(Stored records)
=-=-=-=-=
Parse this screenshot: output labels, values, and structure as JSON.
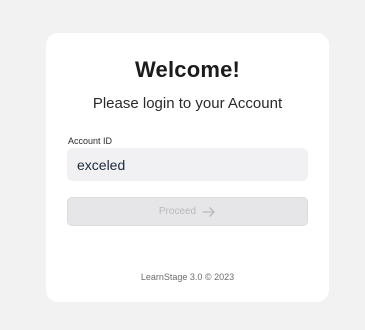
{
  "login": {
    "title": "Welcome!",
    "subtitle": "Please login to your Account",
    "account_id_label": "Account ID",
    "account_id_value": "exceled",
    "proceed_label": "Proceed",
    "proceed_icon": "arrow-right-icon",
    "footer": "LearnStage 3.0 © 2023"
  },
  "colors": {
    "background": "#f2f2f3",
    "card": "#ffffff",
    "input_bg": "#f1f1f3",
    "button_disabled_bg": "#e6e6e8",
    "button_disabled_text": "#b9b9bd"
  }
}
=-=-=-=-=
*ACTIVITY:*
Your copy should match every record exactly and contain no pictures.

*YOUR SOLUTION:*
Parse this screenshot: output labels, values, and structure as JSON.
{
  "login": {
    "title": "Welcome!",
    "subtitle": "Please login to your Account",
    "account_id_label": "Account ID",
    "account_id_value": "exceled",
    "proceed_label": "Proceed",
    "proceed_icon": "arrow-right-icon",
    "footer": "LearnStage 3.0 © 2023"
  },
  "colors": {
    "background": "#f2f2f3",
    "card": "#ffffff",
    "input_bg": "#f1f1f3",
    "button_disabled_bg": "#e6e6e8",
    "button_disabled_text": "#b9b9bd"
  }
}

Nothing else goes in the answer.